Exercise description. Although the entries hold pictures, only their words are printed back, exactly as given.

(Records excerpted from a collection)
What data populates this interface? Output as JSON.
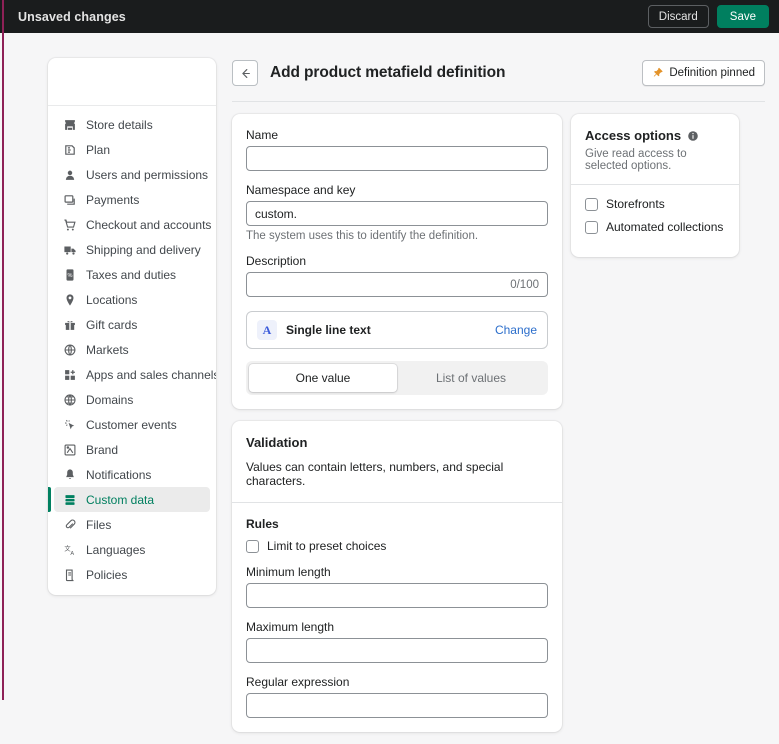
{
  "topbar": {
    "title": "Unsaved changes",
    "discard_label": "Discard",
    "save_label": "Save",
    "background": "#1a1c1d",
    "save_color": "#007f5f",
    "edge_accent": "#8e2157"
  },
  "sidebar": {
    "items": [
      {
        "label": "Store details",
        "icon": "store-icon",
        "active": false
      },
      {
        "label": "Plan",
        "icon": "plan-icon",
        "active": false
      },
      {
        "label": "Users and permissions",
        "icon": "user-icon",
        "active": false
      },
      {
        "label": "Payments",
        "icon": "payments-icon",
        "active": false
      },
      {
        "label": "Checkout and accounts",
        "icon": "cart-icon",
        "active": false
      },
      {
        "label": "Shipping and delivery",
        "icon": "truck-icon",
        "active": false
      },
      {
        "label": "Taxes and duties",
        "icon": "taxes-icon",
        "active": false
      },
      {
        "label": "Locations",
        "icon": "location-pin-icon",
        "active": false
      },
      {
        "label": "Gift cards",
        "icon": "gift-icon",
        "active": false
      },
      {
        "label": "Markets",
        "icon": "globe-icon",
        "active": false
      },
      {
        "label": "Apps and sales channels",
        "icon": "apps-icon",
        "active": false
      },
      {
        "label": "Domains",
        "icon": "domain-globe-icon",
        "active": false
      },
      {
        "label": "Customer events",
        "icon": "customer-events-icon",
        "active": false
      },
      {
        "label": "Brand",
        "icon": "brand-icon",
        "active": false
      },
      {
        "label": "Notifications",
        "icon": "bell-icon",
        "active": false
      },
      {
        "label": "Custom data",
        "icon": "custom-data-icon",
        "active": true
      },
      {
        "label": "Files",
        "icon": "paperclip-icon",
        "active": false
      },
      {
        "label": "Languages",
        "icon": "languages-icon",
        "active": false
      },
      {
        "label": "Policies",
        "icon": "policies-icon",
        "active": false
      }
    ],
    "active_accent": "#008060"
  },
  "header": {
    "back_icon": "arrow-left-icon",
    "title": "Add product metafield definition",
    "pin_button_label": "Definition pinned",
    "pin_icon": "pushpin-icon",
    "pin_icon_color": "#e3932a"
  },
  "definition_form": {
    "name": {
      "label": "Name",
      "value": "",
      "placeholder": ""
    },
    "namespace": {
      "label": "Namespace and key",
      "value": "custom.",
      "help": "The system uses this to identify the definition."
    },
    "description": {
      "label": "Description",
      "value": "",
      "char_count": "0/100"
    },
    "type": {
      "badge": "A",
      "name": "Single line text",
      "change_label": "Change",
      "badge_color": "#3b5bdb",
      "link_color": "#2c6ecb"
    },
    "cardinality": {
      "options": [
        "One value",
        "List of values"
      ],
      "selected": "One value"
    }
  },
  "validation": {
    "title": "Validation",
    "description": "Values can contain letters, numbers, and special characters.",
    "rules_heading": "Rules",
    "limit_choices": {
      "label": "Limit to preset choices",
      "checked": false
    },
    "min_length": {
      "label": "Minimum length",
      "value": ""
    },
    "max_length": {
      "label": "Maximum length",
      "value": ""
    },
    "regex": {
      "label": "Regular expression",
      "value": ""
    }
  },
  "access_options": {
    "title": "Access options",
    "info_icon": "info-icon",
    "subtitle": "Give read access to selected options.",
    "options": [
      {
        "label": "Storefronts",
        "checked": false
      },
      {
        "label": "Automated collections",
        "checked": false
      }
    ]
  }
}
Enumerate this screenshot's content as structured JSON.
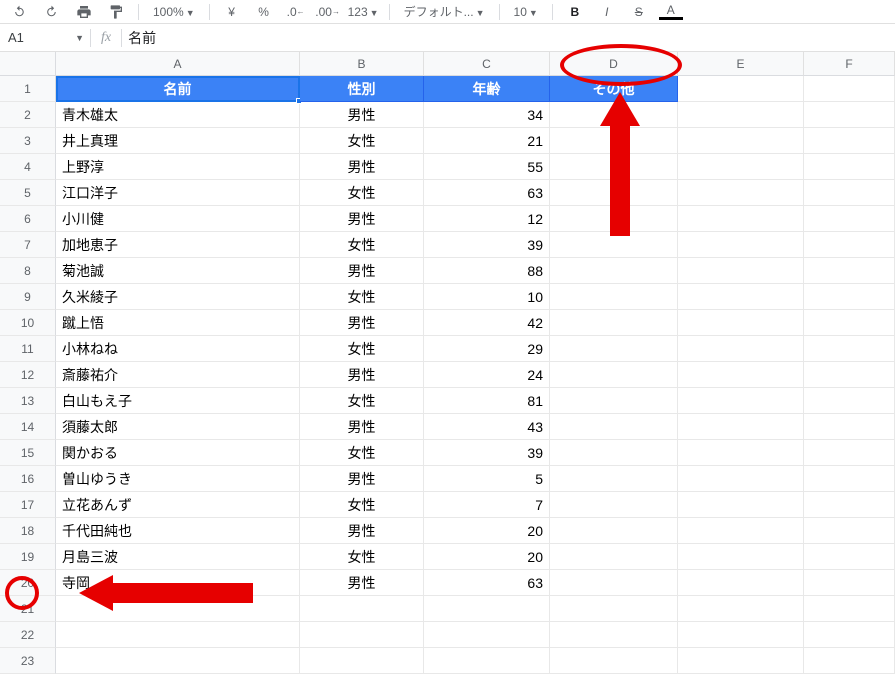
{
  "toolbar": {
    "zoom": "100%",
    "font": "デフォルト...",
    "fontsize": "10",
    "bold": "B",
    "italic": "I",
    "strike": "S",
    "textcolor": "A"
  },
  "namebox": {
    "ref": "A1"
  },
  "formula": {
    "fx": "fx",
    "value": "名前"
  },
  "columns": [
    "A",
    "B",
    "C",
    "D",
    "E",
    "F"
  ],
  "headers": {
    "name": "名前",
    "gender": "性別",
    "age": "年齢",
    "other": "その他"
  },
  "rows": [
    {
      "r": 1
    },
    {
      "r": 2,
      "name": "青木雄太",
      "gender": "男性",
      "age": 34
    },
    {
      "r": 3,
      "name": "井上真理",
      "gender": "女性",
      "age": 21
    },
    {
      "r": 4,
      "name": "上野淳",
      "gender": "男性",
      "age": 55
    },
    {
      "r": 5,
      "name": "江口洋子",
      "gender": "女性",
      "age": 63
    },
    {
      "r": 6,
      "name": "小川健",
      "gender": "男性",
      "age": 12
    },
    {
      "r": 7,
      "name": "加地恵子",
      "gender": "女性",
      "age": 39
    },
    {
      "r": 8,
      "name": "菊池誠",
      "gender": "男性",
      "age": 88
    },
    {
      "r": 9,
      "name": "久米綾子",
      "gender": "女性",
      "age": 10
    },
    {
      "r": 10,
      "name": "蹴上悟",
      "gender": "男性",
      "age": 42
    },
    {
      "r": 11,
      "name": "小林ねね",
      "gender": "女性",
      "age": 29
    },
    {
      "r": 12,
      "name": "斎藤祐介",
      "gender": "男性",
      "age": 24
    },
    {
      "r": 13,
      "name": "白山もえ子",
      "gender": "女性",
      "age": 81
    },
    {
      "r": 14,
      "name": "須藤太郎",
      "gender": "男性",
      "age": 43
    },
    {
      "r": 15,
      "name": "関かおる",
      "gender": "女性",
      "age": 39
    },
    {
      "r": 16,
      "name": "曽山ゆうき",
      "gender": "男性",
      "age": 5
    },
    {
      "r": 17,
      "name": "立花あんず",
      "gender": "女性",
      "age": 7
    },
    {
      "r": 18,
      "name": "千代田純也",
      "gender": "男性",
      "age": 20
    },
    {
      "r": 19,
      "name": "月島三波",
      "gender": "女性",
      "age": 20
    },
    {
      "r": 20,
      "name": "寺岡",
      "gender": "男性",
      "age": 63
    },
    {
      "r": 21
    },
    {
      "r": 22
    },
    {
      "r": 23
    }
  ]
}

Response.
What data populates this interface? Output as JSON.
{
  "topbar": {
    "title": "Unsaved changes",
    "discard_label": "Discard",
    "save_label": "Save",
    "background": "#1a1c1d",
    "save_color": "#007f5f",
    "edge_accent": "#8e2157"
  },
  "sidebar": {
    "items": [
      {
        "label": "Store details",
        "icon": "store-icon",
        "active": false
      },
      {
        "label": "Plan",
        "icon": "plan-icon",
        "active": false
      },
      {
        "label": "Users and permissions",
        "icon": "user-icon",
        "active": false
      },
      {
        "label": "Payments",
        "icon": "payments-icon",
        "active": false
      },
      {
        "label": "Checkout and accounts",
        "icon": "cart-icon",
        "active": false
      },
      {
        "label": "Shipping and delivery",
        "icon": "truck-icon",
        "active": false
      },
      {
        "label": "Taxes and duties",
        "icon": "taxes-icon",
        "active": false
      },
      {
        "label": "Locations",
        "icon": "location-pin-icon",
        "active": false
      },
      {
        "label": "Gift cards",
        "icon": "gift-icon",
        "active": false
      },
      {
        "label": "Markets",
        "icon": "globe-icon",
        "active": false
      },
      {
        "label": "Apps and sales channels",
        "icon": "apps-icon",
        "active": false
      },
      {
        "label": "Domains",
        "icon": "domain-globe-icon",
        "active": false
      },
      {
        "label": "Customer events",
        "icon": "customer-events-icon",
        "active": false
      },
      {
        "label": "Brand",
        "icon": "brand-icon",
        "active": false
      },
      {
        "label": "Notifications",
        "icon": "bell-icon",
        "active": false
      },
      {
        "label": "Custom data",
        "icon": "custom-data-icon",
        "active": true
      },
      {
        "label": "Files",
        "icon": "paperclip-icon",
        "active": false
      },
      {
        "label": "Languages",
        "icon": "languages-icon",
        "active": false
      },
      {
        "label": "Policies",
        "icon": "policies-icon",
        "active": false
      }
    ],
    "active_accent": "#008060"
  },
  "header": {
    "back_icon": "arrow-left-icon",
    "title": "Add product metafield definition",
    "pin_button_label": "Definition pinned",
    "pin_icon": "pushpin-icon",
    "pin_icon_color": "#e3932a"
  },
  "definition_form": {
    "name": {
      "label": "Name",
      "value": "",
      "placeholder": ""
    },
    "namespace": {
      "label": "Namespace and key",
      "value": "custom.",
      "help": "The system uses this to identify the definition."
    },
    "description": {
      "label": "Description",
      "value": "",
      "char_count": "0/100"
    },
    "type": {
      "badge": "A",
      "name": "Single line text",
      "change_label": "Change",
      "badge_color": "#3b5bdb",
      "link_color": "#2c6ecb"
    },
    "cardinality": {
      "options": [
        "One value",
        "List of values"
      ],
      "selected": "One value"
    }
  },
  "validation": {
    "title": "Validation",
    "description": "Values can contain letters, numbers, and special characters.",
    "rules_heading": "Rules",
    "limit_choices": {
      "label": "Limit to preset choices",
      "checked": false
    },
    "min_length": {
      "label": "Minimum length",
      "value": ""
    },
    "max_length": {
      "label": "Maximum length",
      "value": ""
    },
    "regex": {
      "label": "Regular expression",
      "value": ""
    }
  },
  "access_options": {
    "title": "Access options",
    "info_icon": "info-icon",
    "subtitle": "Give read access to selected options.",
    "options": [
      {
        "label": "Storefronts",
        "checked": false
      },
      {
        "label": "Automated collections",
        "checked": false
      }
    ]
  }
}
Enumerate this screenshot's content as structured JSON.
{
  "toolbar": {
    "zoom": "100%",
    "font": "デフォルト...",
    "fontsize": "10",
    "bold": "B",
    "italic": "I",
    "strike": "S",
    "textcolor": "A"
  },
  "namebox": {
    "ref": "A1"
  },
  "formula": {
    "fx": "fx",
    "value": "名前"
  },
  "columns": [
    "A",
    "B",
    "C",
    "D",
    "E",
    "F"
  ],
  "headers": {
    "name": "名前",
    "gender": "性別",
    "age": "年齢",
    "other": "その他"
  },
  "rows": [
    {
      "r": 1
    },
    {
      "r": 2,
      "name": "青木雄太",
      "gender": "男性",
      "age": 34
    },
    {
      "r": 3,
      "name": "井上真理",
      "gender": "女性",
      "age": 21
    },
    {
      "r": 4,
      "name": "上野淳",
      "gender": "男性",
      "age": 55
    },
    {
      "r": 5,
      "name": "江口洋子",
      "gender": "女性",
      "age": 63
    },
    {
      "r": 6,
      "name": "小川健",
      "gender": "男性",
      "age": 12
    },
    {
      "r": 7,
      "name": "加地恵子",
      "gender": "女性",
      "age": 39
    },
    {
      "r": 8,
      "name": "菊池誠",
      "gender": "男性",
      "age": 88
    },
    {
      "r": 9,
      "name": "久米綾子",
      "gender": "女性",
      "age": 10
    },
    {
      "r": 10,
      "name": "蹴上悟",
      "gender": "男性",
      "age": 42
    },
    {
      "r": 11,
      "name": "小林ねね",
      "gender": "女性",
      "age": 29
    },
    {
      "r": 12,
      "name": "斎藤祐介",
      "gender": "男性",
      "age": 24
    },
    {
      "r": 13,
      "name": "白山もえ子",
      "gender": "女性",
      "age": 81
    },
    {
      "r": 14,
      "name": "須藤太郎",
      "gender": "男性",
      "age": 43
    },
    {
      "r": 15,
      "name": "関かおる",
      "gender": "女性",
      "age": 39
    },
    {
      "r": 16,
      "name": "曽山ゆうき",
      "gender": "男性",
      "age": 5
    },
    {
      "r": 17,
      "name": "立花あんず",
      "gender": "女性",
      "age": 7
    },
    {
      "r": 18,
      "name": "千代田純也",
      "gender": "男性",
      "age": 20
    },
    {
      "r": 19,
      "name": "月島三波",
      "gender": "女性",
      "age": 20
    },
    {
      "r": 20,
      "name": "寺岡",
      "gender": "男性",
      "age": 63
    },
    {
      "r": 21
    },
    {
      "r": 22
    },
    {
      "r": 23
    }
  ]
}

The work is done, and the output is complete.